“It’s nothing new to us and I don’t think it’s new to a lot of contractors out there, and our subcontracting community has come up to speed,” but what is new, especially for a retail outlet, is Walgreens’ plan to put seemingly every green energy technology into one structure. “We’ve done other retail facilities that have been green,” but the new Walgreens will include “hundreds of solar panels, two wind turbines, LED lights and even geothermal energy” by drilling hundreds of feet underground.   

“We are investing in developing a net-zero store so we can learn the best way to bring these features to our other stores,” Walgreens’ Vice President of Facilities Thomas Connolly said in a statement last week. “Because we operate 8,000 stores, we believe our pursuit of green technology can have a significant positive impact on the nation’s environment.”

Last year, Osman finished Walgreens’ flagship store at State and Randolph in the Loop, and although that was not a green project, the firm also built Marshfield Plaza on the city’s South Side and the Jewel-Osco store in the West Loop, among others, all of which received less-stringent LEED certifications.
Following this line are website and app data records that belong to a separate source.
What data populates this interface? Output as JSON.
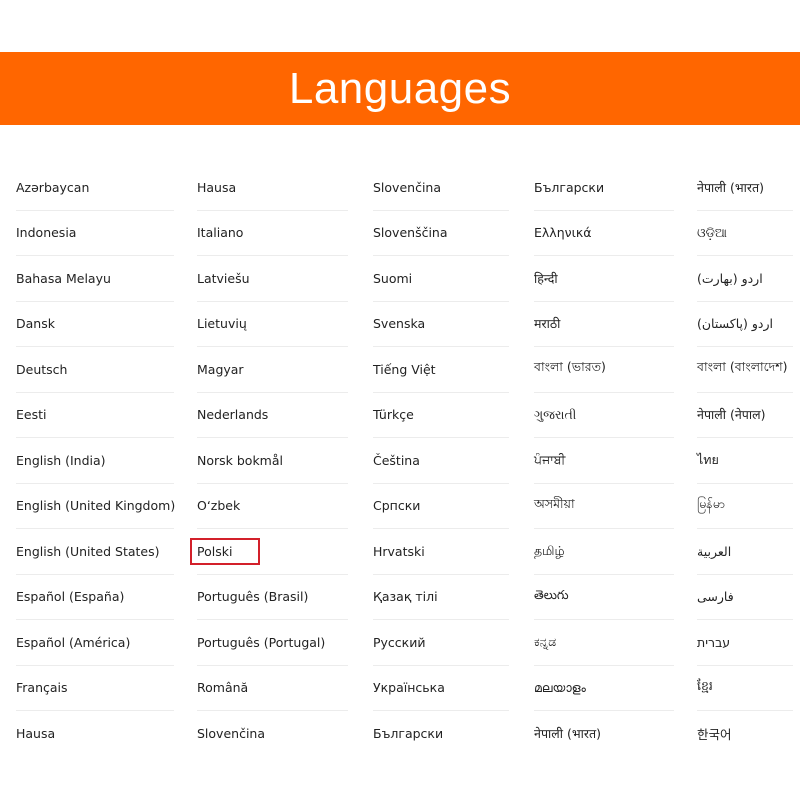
{
  "header": {
    "title": "Languages"
  },
  "colors": {
    "accent": "#ff6600",
    "selection": "#d3202a"
  },
  "selected_language": "Polski",
  "columns": [
    [
      "Azərbaycan",
      "Indonesia",
      "Bahasa Melayu",
      "Dansk",
      "Deutsch",
      "Eesti",
      "English (India)",
      "English (United Kingdom)",
      "English (United States)",
      "Español (España)",
      "Español (América)",
      "Français",
      "Hausa"
    ],
    [
      "Hausa",
      "Italiano",
      "Latviešu",
      "Lietuvių",
      "Magyar",
      "Nederlands",
      "Norsk bokmål",
      "O‘zbek",
      "Polski",
      "Português (Brasil)",
      "Português (Portugal)",
      "Română",
      "Slovenčina"
    ],
    [
      "Slovenčina",
      "Slovenščina",
      "Suomi",
      "Svenska",
      "Tiếng Việt",
      "Türkçe",
      "Čeština",
      "Српски",
      "Hrvatski",
      "Қазақ тілі",
      "Русский",
      "Українська",
      "Български"
    ],
    [
      "Български",
      "Ελληνικά",
      "हिन्दी",
      "मराठी",
      "বাংলা (ভারত)",
      "ગુજરાતી",
      "ਪੰਜਾਬੀ",
      "অসমীয়া",
      "தமிழ்",
      "తెలుగు",
      "ಕನ್ನಡ",
      "മലയാളം",
      "नेपाली (भारत)"
    ],
    [
      "नेपाली (भारत)",
      "ଓଡ଼ିଆ",
      "اردو (بھارت)",
      "اردو (پاکستان)",
      "বাংলা (বাংলাদেশ)",
      "नेपाली (नेपाल)",
      "ไทย",
      "မြန်မာ",
      "العربية",
      "فارسی",
      "עברית",
      "ខ្មែរ",
      "한국어"
    ]
  ]
}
“The key for us is managing all of the paperwork on it,” Lena said. Walgreens plans to get a LEED Platinum certification, the highest level, from the U.S. Green Building Council. Osman will have help document precisely how the all of these energy conservation and production strategies will work together and ensure there’s “no mess up when they go to get their LEED certification.”